The new Office of Continuing Education retains the mechanism to oversee the university’s continuing education on behalf of PKU and its president.

 

The PKU document dated Jan. 22, 2013 on the launch of the PKU School of Continuing Education and appointment of Guan Haiting as dean

 


Online courses: key to the PKU dream

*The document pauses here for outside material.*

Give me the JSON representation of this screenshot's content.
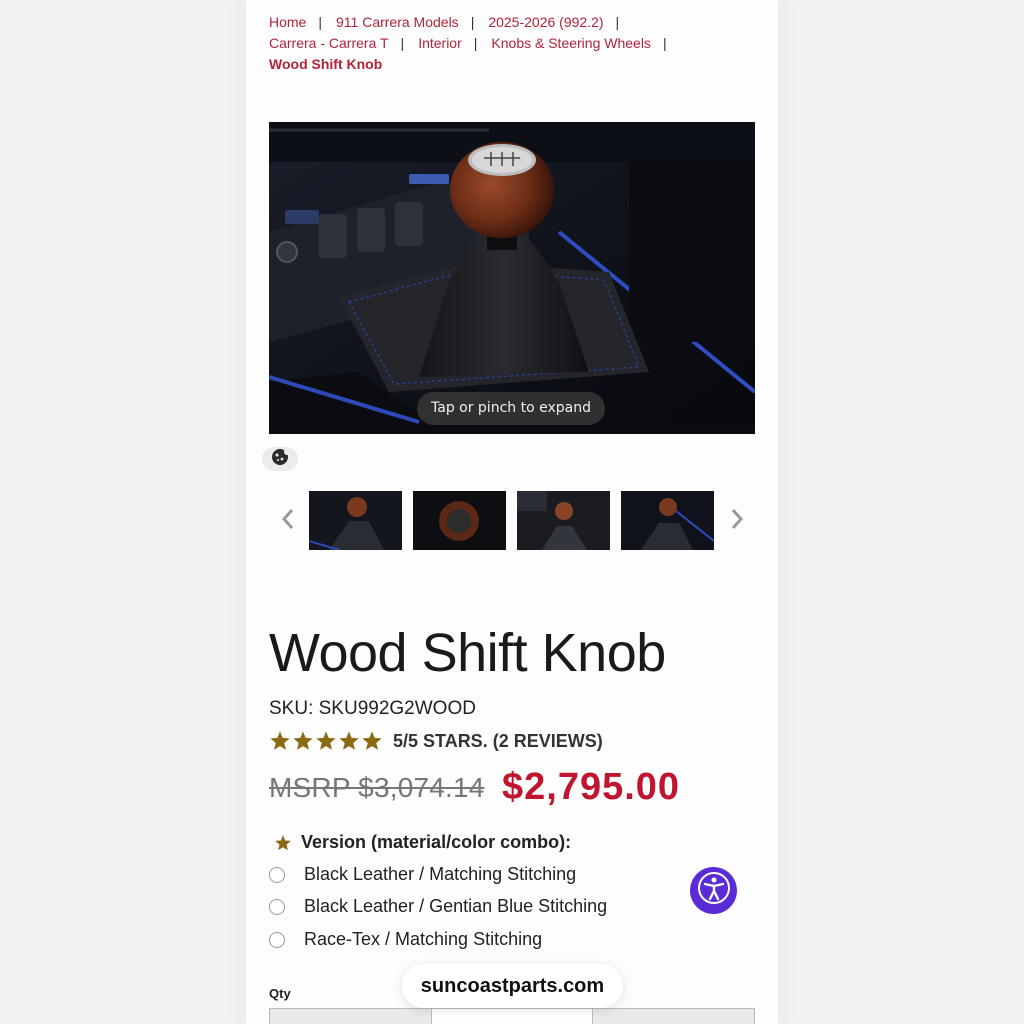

The dream to attend PKU “could be realized online,” said Professor Guan, emphasizing the role the Online Open University plays in the development of continuing education at PKU.

 

"I have a dream that people who would like to attend Peking University could have access to the PKU education," the then President Zhou Qifeng detailed his "Chinese dream" at the annual National People's Congress (NPC) session earlier this month. He believed this is possible with modern technology, mainly through the online education platform.

 

It is difficult, said Professor Guan. “But we have to do it.”

 


Two types of education: in harmony?
“Young students complained to us when the scale of continuing education got colossal,” said Professor Guan, who also supervises the PKU undergraduate program. The two duties integrated, “which is hard,” said Professor Guan.

 

He emphasized that “undergraduate education is still the top priority of Peking University,” thus the development of continuing education should not pose a threat to it; rather, they are to thrive side by side. “When I was informed of students’ complaint on the oversized training classes on campus, I would immediately report to the president that continuing education shouldn’t have been operated in this manner.”

 

Professor Guan has worked on continuing education for around four years and was aware that continuing education is also what the university should consider in terms of further development. Professor Guan was content with his work of balancing these two types and balancing the economic and social benefits. “PKU should leave the society an impression of paying back, instead of profiting.”

 

 

Doubts and optimism
The continuing education at PKU has been confronted with doubts, though. Some questioned that it “grasped money” with fees ranging from tens of thousands to hundreds of thousands yuan.

 

Professor Guan responded: “The role of continuing education is clear — to serve the society. And we hope not to raise conflicts.” The most essential work is quality control. “We should set up classes with the pursuit of high quality rather than gigantic quantity. But we will not misappropriate resources that belong to undergraduates. For example, classrooms allotted to them are far from those for undergraduates.”

 

But the toughest task, Professor Guan admitted, was the coordination among training programs by schools and departments. Some unrelated schools or departments provided “popular” courses in economics and business management. This is a profound problem of systematic innovation, said the dean. “We need to serve other schools and departments. If we manage the students they recruited and we give them financial support in return, they will solve the funding problem while focusing on research and teaching.”

 

Though this model is still under trial, there are already successful cases. “I believe the PKU continuing education will be more professionalized,” Professor Guan added.

 

 

Written by: Chen Runxi

Edited by: Jacques

Source: PKU Youth